Saunas are broadly acknowledged as a useful tool for recovery among athletes. Stimulating heat shock proteins can reduce levels of inflammation, improve sleep quality and help repair muscle tissue.
The evidence that exposing the body to such extreme heat can actually enhance performance in endurance sport is less well known, despite it being one of the most appealing benefits.
Here, Built for Athletes takes a look at how sauna bathing can increase endurance by stimulating red blood cell production.
Saunas Can Improve 5k Time By 1.9%
A small study in New Zealand looked at the effects of sauna bathing on six competitive male distance runners.
The athletes sat in a sauna for 30 minutes immediately following training sessions over a period of three weeks.
They completed a run to exhaustion on a treadmill at their current best 5k pace at the end of the three weeks, as well as at the end of a three week period of normal training with no sauna bathing.
The time to exhaustion was an impressive 32 per cent greater after the sauna period, which equated to a 1.9 per cent increase in 5k running performance.
Interestingly, the researchers also measured blood plasma and red blood cell levels and found they increased by 7.1 per cent and 3.5 per cent respectively.
Production Of EPO
The above study might leave you wondering how sauna bathing can lead to such an increase in red blood cells.
It’s thought to all be linked to sweat.

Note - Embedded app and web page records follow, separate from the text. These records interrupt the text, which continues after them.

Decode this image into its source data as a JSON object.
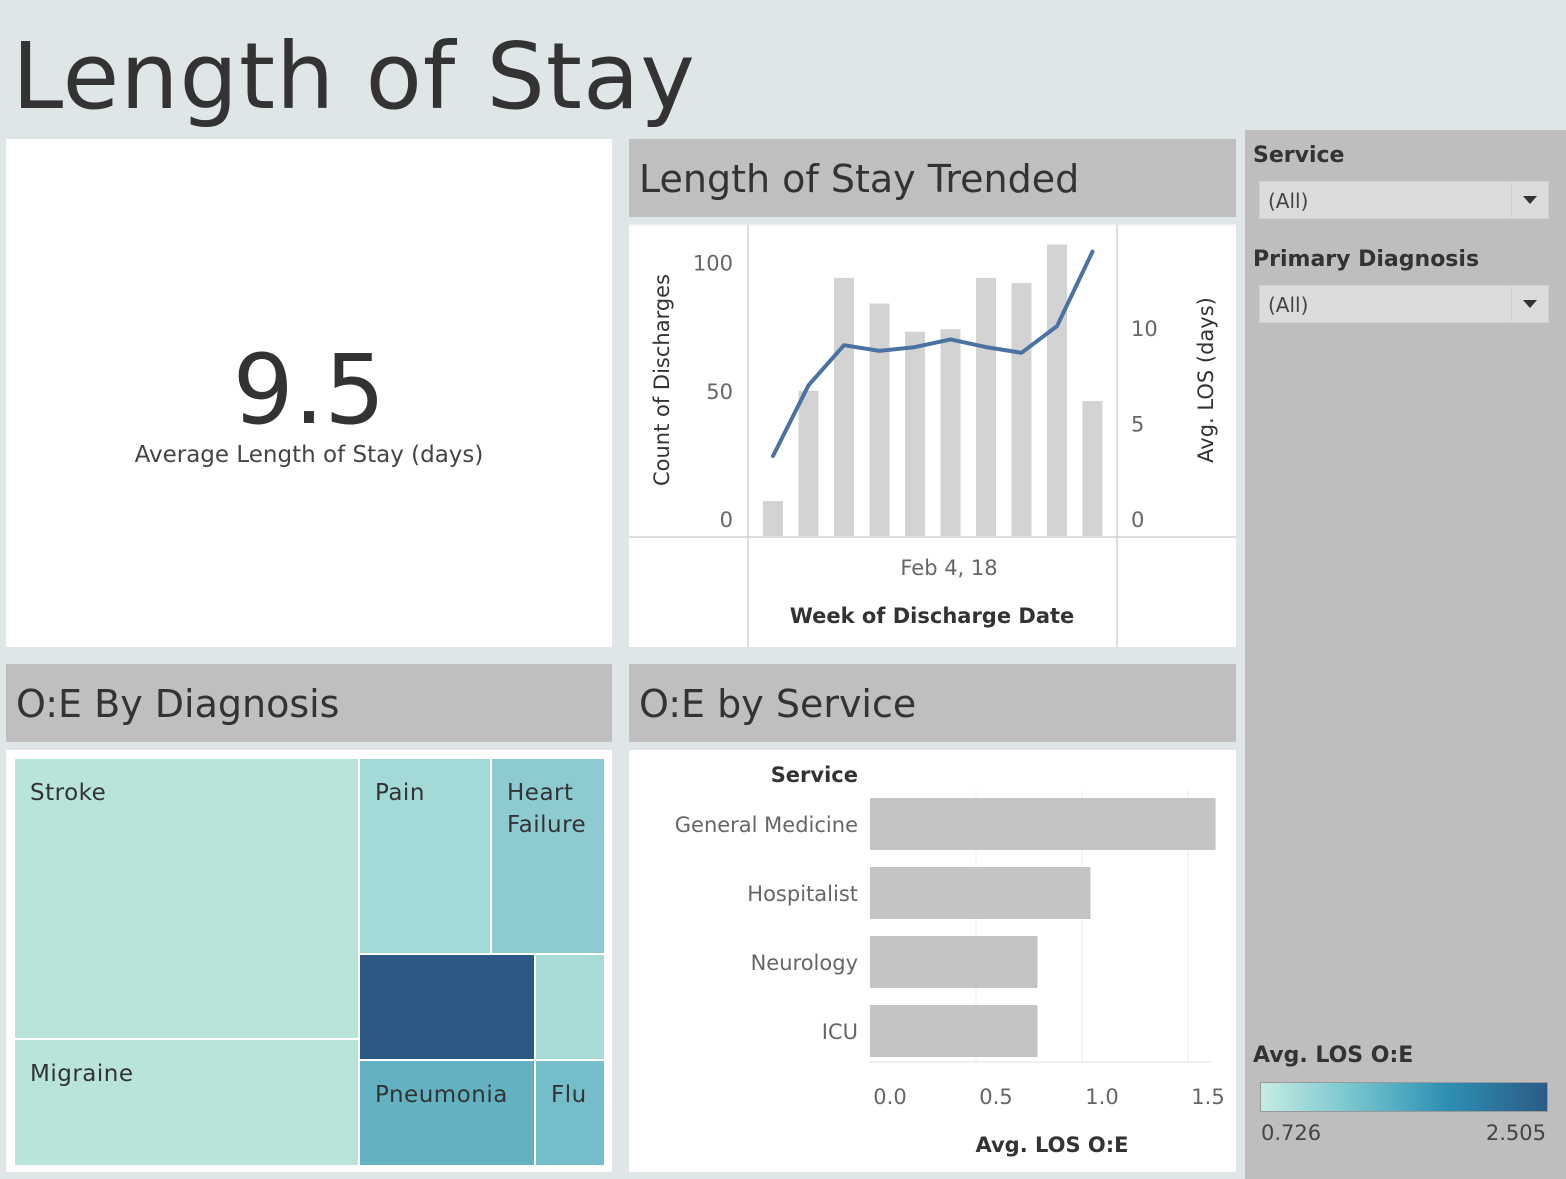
{
  "dashboard": {
    "title": "Length of Stay"
  },
  "kpi": {
    "value": "9.5",
    "label": "Average Length of Stay (days)"
  },
  "trend": {
    "header": "Length of Stay Trended",
    "y_left_label": "Count of Discharges",
    "y_right_label": "Avg. LOS (days)",
    "x_tick": "Feb 4, 18",
    "x_label": "Week of Discharge Date",
    "bar_color": "#d3d3d3",
    "line_color": "#4a72a3"
  },
  "diagnosis": {
    "header": "O:E By Diagnosis",
    "cells": [
      {
        "label": "Stroke",
        "color": "#b9e4da"
      },
      {
        "label": "Pain",
        "color": "#a3d9d7"
      },
      {
        "label": "Heart Failure",
        "color": "#8ecbd1"
      },
      {
        "label": "Migraine",
        "color": "#b9e4da"
      },
      {
        "label": "",
        "color": "#2c5985"
      },
      {
        "label": "",
        "color": "#a7dbd8"
      },
      {
        "label": "Pneumonia",
        "color": "#62b2c4"
      },
      {
        "label": "Flu",
        "color": "#74bdca"
      }
    ]
  },
  "service_chart": {
    "header": "O:E by Service",
    "row_header": "Service",
    "x_label": "Avg. LOS O:E",
    "bar_color": "#c4c4c4"
  },
  "filters": {
    "service_label": "Service",
    "service_value": "(All)",
    "diagnosis_label": "Primary Diagnosis",
    "diagnosis_value": "(All)"
  },
  "legend": {
    "title": "Avg. LOS O:E",
    "min": "0.726",
    "max": "2.505",
    "color_low": "#c6ece3",
    "color_high": "#2b5b86"
  },
  "chart_data": [
    {
      "type": "bar",
      "title": "Length of Stay Trended",
      "xlabel": "Week of Discharge Date",
      "x_tick_labels": [
        "Feb 4, 18"
      ],
      "ylabel": "Count of Discharges",
      "y2label": "Avg. LOS (days)",
      "ylim": [
        0,
        108
      ],
      "y2lim": [
        0,
        14.5
      ],
      "y_ticks": [
        0,
        50,
        100
      ],
      "y2_ticks": [
        0,
        5,
        10
      ],
      "series": [
        {
          "type": "bar",
          "values": [
            7,
            50,
            94,
            84,
            73,
            74,
            94,
            92,
            107,
            46
          ]
        },
        {
          "type": "line",
          "axis": "right",
          "values": [
            3.3,
            7.0,
            9.1,
            8.8,
            9.0,
            9.4,
            9.0,
            8.7,
            10.1,
            14.0
          ]
        }
      ]
    },
    {
      "type": "bar",
      "orientation": "horizontal",
      "title": "O:E by Service",
      "categories": [
        "General Medicine",
        "Hospitalist",
        "Neurology",
        "ICU"
      ],
      "values": [
        1.63,
        1.04,
        0.79,
        0.79
      ],
      "xlabel": "Avg. LOS O:E",
      "xlim": [
        0,
        1.75
      ],
      "x_ticks": [
        "0.0",
        "0.5",
        "1.0",
        "1.5"
      ],
      "ylabel": "Service"
    },
    {
      "type": "treemap",
      "title": "O:E By Diagnosis",
      "color_scale": {
        "title": "Avg. LOS O:E",
        "min": 0.726,
        "max": 2.505
      },
      "categories": [
        "Stroke",
        "Pain",
        "Heart Failure",
        "Migraine",
        "Pneumonia",
        "Flu"
      ]
    }
  ]
}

The liquid that we sweat while sat in the sauna comes from blood plasma, and as our blood plasma levels become depleted and we dehydrate, the kidneys secrete a hormone called Erythropoietin (EPO).
You may have heard of EPO through doping scandals in endurance sports like cycling, but it’s a naturally occurring hormone that many athletes try to stimulate in more acceptable ways, such as training at high altitudes.
EPO stimulates the production of red blood cells, so sauna bathing could be a natural and accessible way that athletes of any ability can improve their endurance outside of training.